Every time I get a new laptop, I’m filled with excitement and dread, because I really want the new features but know transitioning all my data will be a chore. I like to take advantage of the freshness of the new laptop and so I pick and choose the files to move over instead of doing a backup/restore. It’s a lot of work but worth it. I particularly wanted to start clean this time since the new tablet has Vista on it and I didn’t want to hassle with any complexities from the XP/Vista migration.

I’m not sure if this is a Vista issue or the Lenovo setup, but, for whatever reason, the ClearType fonts weren’t selected by default and so I freaked out for about an hour wondering why the screen looked so bad. After pouring over all the options (Vista hasn’t made any of that easier!), I finally saw that ClearType wasn’t turned on. Another problem has been Vista incompatibilities with the Sprint dial-up networking client, so Bluethooth is the only option right now.
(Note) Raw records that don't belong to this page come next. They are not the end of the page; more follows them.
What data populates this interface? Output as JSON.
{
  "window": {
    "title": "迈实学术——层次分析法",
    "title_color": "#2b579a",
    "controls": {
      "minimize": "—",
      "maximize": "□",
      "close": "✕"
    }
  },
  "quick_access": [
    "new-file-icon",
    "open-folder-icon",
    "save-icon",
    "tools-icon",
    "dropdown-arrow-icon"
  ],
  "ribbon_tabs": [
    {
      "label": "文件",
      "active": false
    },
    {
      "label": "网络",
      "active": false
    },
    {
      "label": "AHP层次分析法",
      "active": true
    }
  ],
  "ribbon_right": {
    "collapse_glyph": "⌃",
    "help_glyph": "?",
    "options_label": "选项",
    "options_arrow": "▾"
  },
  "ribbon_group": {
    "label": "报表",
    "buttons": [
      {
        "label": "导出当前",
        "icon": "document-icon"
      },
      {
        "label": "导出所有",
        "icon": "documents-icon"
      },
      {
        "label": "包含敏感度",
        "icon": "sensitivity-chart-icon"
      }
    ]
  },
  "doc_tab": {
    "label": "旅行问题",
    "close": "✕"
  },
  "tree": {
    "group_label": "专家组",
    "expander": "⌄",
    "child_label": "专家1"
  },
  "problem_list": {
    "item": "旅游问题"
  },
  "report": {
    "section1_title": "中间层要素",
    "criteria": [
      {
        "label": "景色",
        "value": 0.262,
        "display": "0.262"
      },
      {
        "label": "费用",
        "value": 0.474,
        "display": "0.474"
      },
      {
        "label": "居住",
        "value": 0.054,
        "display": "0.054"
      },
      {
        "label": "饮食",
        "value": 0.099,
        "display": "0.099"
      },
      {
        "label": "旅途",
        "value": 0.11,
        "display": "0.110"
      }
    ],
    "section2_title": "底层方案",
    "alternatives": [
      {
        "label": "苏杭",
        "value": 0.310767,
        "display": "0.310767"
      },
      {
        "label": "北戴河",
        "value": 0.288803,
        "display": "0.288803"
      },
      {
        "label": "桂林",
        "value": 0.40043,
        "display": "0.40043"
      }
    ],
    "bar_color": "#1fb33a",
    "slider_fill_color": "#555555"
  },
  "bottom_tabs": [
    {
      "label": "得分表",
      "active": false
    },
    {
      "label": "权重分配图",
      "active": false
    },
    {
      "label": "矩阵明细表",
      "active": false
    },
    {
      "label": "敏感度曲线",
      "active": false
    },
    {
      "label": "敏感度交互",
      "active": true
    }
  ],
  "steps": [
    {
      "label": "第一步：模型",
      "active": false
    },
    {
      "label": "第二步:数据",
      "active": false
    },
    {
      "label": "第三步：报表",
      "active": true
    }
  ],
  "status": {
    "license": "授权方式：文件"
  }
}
Otherwise, Vista looks great with the Aero interface and the writing experience is unbelievable. I have some of the worst handwriting of anyone I know and the recognition is just fantastic, which leads me back to my recommendation of a tablet for real estate professionals. Microsoft has done a magnificent job integrating tablet functions into their OS. Once you get used to touching the screen, you’ll find a whole new world of productivity and you’ll never go back. Though the iPhone and Surface are getting tons of hype right now in the touch-screen space, Microsoft has been advocating tablets for a long time and I know I wouldn’t have anything else right now.